Losing a job can lead to anger, resentment, guilt and depression. Just recently I was working with a gentleman who having lost his job, tried to reposition himself and do a job search, only to become discouraged after just a few days with no success. He was hiding out from his wife, pretending to be doing a job search, while in reality he was going to the library to surf the Internet and read magazines. He consoled himself in fast food and high sugar snacks and quickly added about 25 pounds. This, in turn, made him self-conscious about his weight and ill-fitting clothes. “I hated my job, but am still angry about being let go,” he says.
This story is not unusual. New research confirms that losing a job can put people at an elevated risk for emotional and physical problems. Unemployment can start a vicious cycle of depression, loss of personal discipline and decreased emotional health. “Depression can contribute to much longer searches,” notes John Challenger, CEO of Challenger, Gray & Christmas.
To break the cycle, take charge of the areas where you can experience immediate success. Increase physical exercise – and note the satisfaction of increased vitality and creative thinking. Increase volunteering and feel the rewards of offering a helping hand. Increase positive reading and listening to inspiring audio tapes – and find yourself with new thinking and ideas. Do special things for loved ones – and feel their genuine support and encouragement.
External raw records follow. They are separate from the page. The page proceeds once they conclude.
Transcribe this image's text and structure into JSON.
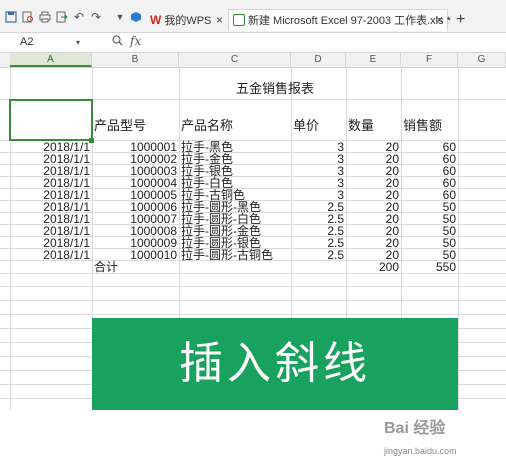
{
  "toolbar": {
    "icons": [
      "save-icon",
      "print-preview-icon",
      "print-icon",
      "export-icon",
      "undo-icon",
      "redo-icon",
      "dropdown-icon"
    ]
  },
  "tabs": {
    "wps_label": "我的WPS",
    "file_label": "新建 Microsoft Excel 97-2003 工作表.xls *"
  },
  "formula_bar": {
    "cell_ref": "A2",
    "fx": "fx"
  },
  "columns": [
    "A",
    "B",
    "C",
    "D",
    "E",
    "F",
    "G"
  ],
  "sheet": {
    "title": "五金销售报表",
    "headers": {
      "model": "产品型号",
      "name": "产品名称",
      "price": "单价",
      "qty": "数量",
      "amount": "销售额"
    },
    "rows": [
      {
        "date": "2018/1/1",
        "model": "1000001",
        "name": "拉手-黑色",
        "price": "3",
        "qty": "20",
        "amount": "60"
      },
      {
        "date": "2018/1/1",
        "model": "1000002",
        "name": "拉手-金色",
        "price": "3",
        "qty": "20",
        "amount": "60"
      },
      {
        "date": "2018/1/1",
        "model": "1000003",
        "name": "拉手-银色",
        "price": "3",
        "qty": "20",
        "amount": "60"
      },
      {
        "date": "2018/1/1",
        "model": "1000004",
        "name": "拉手-白色",
        "price": "3",
        "qty": "20",
        "amount": "60"
      },
      {
        "date": "2018/1/1",
        "model": "1000005",
        "name": "拉手-古铜色",
        "price": "3",
        "qty": "20",
        "amount": "60"
      },
      {
        "date": "2018/1/1",
        "model": "1000006",
        "name": "拉手-圆形-黑色",
        "price": "2.5",
        "qty": "20",
        "amount": "50"
      },
      {
        "date": "2018/1/1",
        "model": "1000007",
        "name": "拉手-圆形-白色",
        "price": "2.5",
        "qty": "20",
        "amount": "50"
      },
      {
        "date": "2018/1/1",
        "model": "1000008",
        "name": "拉手-圆形-金色",
        "price": "2.5",
        "qty": "20",
        "amount": "50"
      },
      {
        "date": "2018/1/1",
        "model": "1000009",
        "name": "拉手-圆形-银色",
        "price": "2.5",
        "qty": "20",
        "amount": "50"
      },
      {
        "date": "2018/1/1",
        "model": "1000010",
        "name": "拉手-圆形-古铜色",
        "price": "2.5",
        "qty": "20",
        "amount": "50"
      }
    ],
    "total": {
      "label": "合计",
      "qty": "200",
      "amount": "550"
    }
  },
  "banner": {
    "text": "插入斜线",
    "color": "#19a15f"
  },
  "watermark": {
    "brand": "Bai 经验",
    "url": "jingyan.baidu.com"
  },
  "colors": {
    "selection": "#3a8a3a",
    "grid": "#dadada"
  }
}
None of these are directly related to getting a new job, and yet they are very much related. From these come the boldness, confidence and enthusiasm necessary to present yourself well.
From the guaranteed job search process in the new version of “48 Days To The Work You Love”